Benjamin Wey ()

The government’s case against financier Benjamin Wey may be on the verge of collapse.

In a letter to U.S. District Judge Alison J. Nathan of the Southern District of New York, prosecutors from the U.S. Attorney’s Office earlier this week requested a one-week adjournment from an Aug. 2 deadline.

Prosecutors, the letter said, “are awaiting a decision from the Office of the Solicitor General … on whether the government will appeal the court’s June 14, 2017, order suppressing evidence in the case.”

Signed by assistant U.S. attorney Brooke Cucinella, the letter stated that, if the government opted not to appeal, “we will likely dismiss the indictment.”

The request was granted Thursday.

The aforementioned order was a significant ruling by Nathan that eviscerated the government’s search warrant process in the case. In a move she herself called an “extraordinary remedy” that represented the “only appropriate recourse,” Nathan ordered the suppression of material gathered at both Wey’s offices and apartment after determining the government had been granted “essentially limitless” warrants.

When the order came down, observers saw a crisis forming in the government’s case: Considering the volume of material scooped up during the search and seizure, not only was it all but impossible for any of that material to be introduced, the potential “fruit of the poisonous tree” taint could spread to every part of the government’s case.

The Aug. 2 deadline was for the government to provide the documents it intended to present in its case against Wey ahead of the Oct. 2 scheduled start of trial.

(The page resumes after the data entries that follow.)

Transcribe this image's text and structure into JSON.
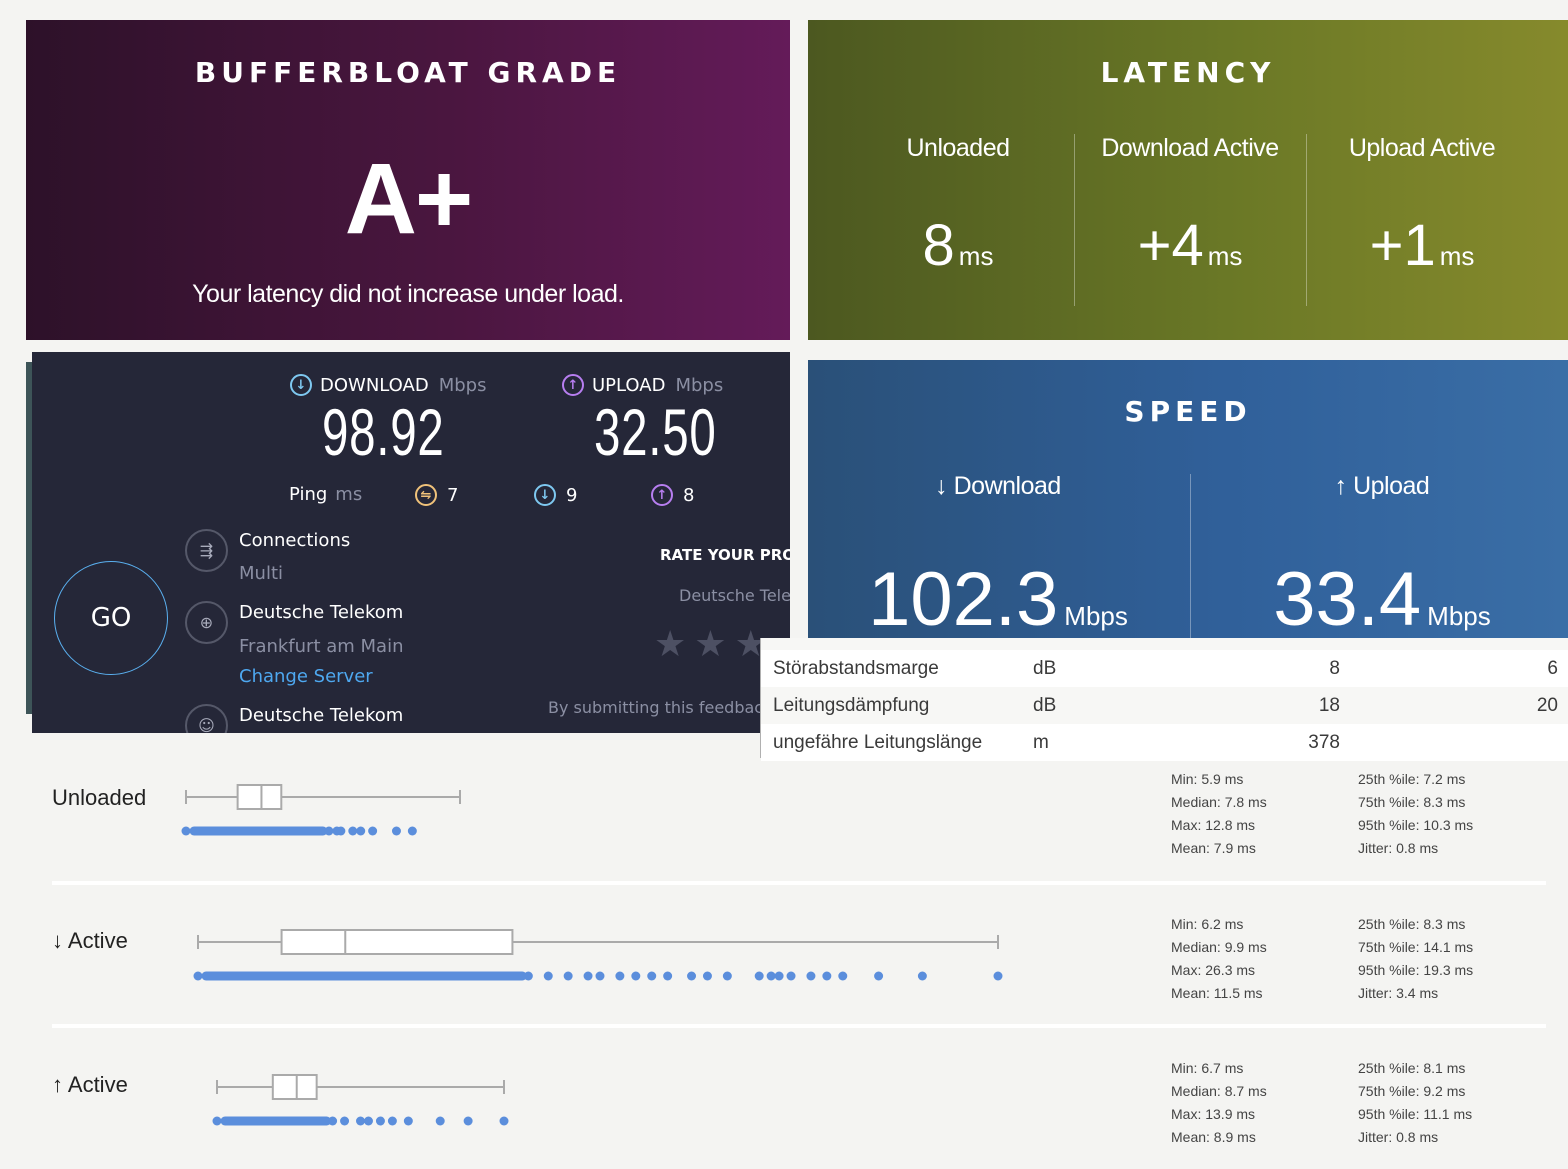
{
  "bufferbloat": {
    "title": "BUFFERBLOAT GRADE",
    "grade": "A+",
    "message": "Your latency did not increase under load."
  },
  "latency": {
    "title": "LATENCY",
    "columns": [
      {
        "label": "Unloaded",
        "value": "8",
        "unit": "ms"
      },
      {
        "label": "Download Active",
        "value": "+4",
        "unit": "ms"
      },
      {
        "label": "Upload Active",
        "value": "+1",
        "unit": "ms"
      }
    ]
  },
  "ookla": {
    "download": {
      "label": "DOWNLOAD",
      "unit": "Mbps",
      "value": "98.92",
      "icon": "download-arrow-icon"
    },
    "upload": {
      "label": "UPLOAD",
      "unit": "Mbps",
      "value": "32.50",
      "icon": "upload-arrow-icon"
    },
    "ping": {
      "label": "Ping",
      "unit": "ms",
      "idle": "7",
      "download": "9",
      "upload": "8"
    },
    "go_label": "GO",
    "connections": {
      "title": "Connections",
      "value": "Multi"
    },
    "server": {
      "title": "Deutsche Telekom",
      "location": "Frankfurt am Main",
      "change_link": "Change Server"
    },
    "provider": {
      "title": "Deutsche Telekom"
    },
    "rate": {
      "title": "RATE YOUR PRO",
      "provider": "Deutsche Tele",
      "stars": 3,
      "submit_text": "By submitting this feedbac"
    },
    "colors": {
      "download": "#7ec8f0",
      "upload": "#b77ef0",
      "ping": "#f0c27a",
      "link": "#4ea8f0"
    }
  },
  "speed": {
    "title": "SPEED",
    "download": {
      "label": "↓ Download",
      "value": "102.3",
      "unit": "Mbps"
    },
    "upload": {
      "label": "↑ Upload",
      "value": "33.4",
      "unit": "Mbps"
    }
  },
  "dsl_table": {
    "rows": [
      {
        "name": "Störabstandsmarge",
        "unit": "dB",
        "value1": "8",
        "value2": "6"
      },
      {
        "name": "Leitungsdämpfung",
        "unit": "dB",
        "value1": "18",
        "value2": "20"
      },
      {
        "name": "ungefähre Leitungslänge",
        "unit": "m",
        "value1": "378",
        "value2": ""
      }
    ]
  },
  "boxplots": [
    {
      "label": "Unloaded",
      "stats_left": [
        "Min: 5.9 ms",
        "Median: 7.8 ms",
        "Max: 12.8 ms",
        "Mean: 7.9 ms"
      ],
      "stats_right": [
        "25th %ile: 7.2 ms",
        "75th %ile: 8.3 ms",
        "95th %ile: 10.3 ms",
        "Jitter: 0.8 ms"
      ],
      "min": 5.9,
      "q1": 7.2,
      "median": 7.8,
      "q3": 8.3,
      "max": 12.8,
      "outliers": [
        9.5,
        9.7,
        9.8,
        10.1,
        10.3,
        10.6,
        11.2,
        11.6
      ]
    },
    {
      "label": "↓ Active",
      "stats_left": [
        "Min: 6.2 ms",
        "Median: 9.9 ms",
        "Max: 26.3 ms",
        "Mean: 11.5 ms"
      ],
      "stats_right": [
        "25th %ile: 8.3 ms",
        "75th %ile: 14.1 ms",
        "95th %ile: 19.3 ms",
        "Jitter: 3.4 ms"
      ],
      "min": 6.2,
      "q1": 8.3,
      "median": 9.9,
      "q3": 14.1,
      "max": 26.3,
      "outliers": [
        14.5,
        15.0,
        15.5,
        16.0,
        16.3,
        16.8,
        17.2,
        17.6,
        18.0,
        18.6,
        19.0,
        19.5,
        20.3,
        20.6,
        20.8,
        21.1,
        21.6,
        22.0,
        22.4,
        23.3,
        24.4,
        26.3
      ]
    },
    {
      "label": "↑ Active",
      "stats_left": [
        "Min: 6.7 ms",
        "Median: 8.7 ms",
        "Max: 13.9 ms",
        "Mean: 8.9 ms"
      ],
      "stats_right": [
        "25th %ile: 8.1 ms",
        "75th %ile: 9.2 ms",
        "95th %ile: 11.1 ms",
        "Jitter: 0.8 ms"
      ],
      "min": 6.7,
      "q1": 8.1,
      "median": 8.7,
      "q3": 9.2,
      "max": 13.9,
      "outliers": [
        9.6,
        9.9,
        10.3,
        10.5,
        10.8,
        11.1,
        11.5,
        12.3,
        13.0,
        13.9
      ]
    }
  ],
  "colors": {
    "bufferbloat_bg": "#4a163f",
    "latency_bg": "#6a7826",
    "speed_bg": "#30609a",
    "ookla_bg": "#252738",
    "dot": "#5b8edc"
  }
}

The letter noted that it expected to hear from the Solicitor General’s Office by Aug. 4, after which the U.S. Attorney’s Office expects to make a decision.

“We don’t know what the government is going to do, but whatever they do, we’ll be prepared,” said Wey’s attorney, Haynes and Boone partner David Siegal.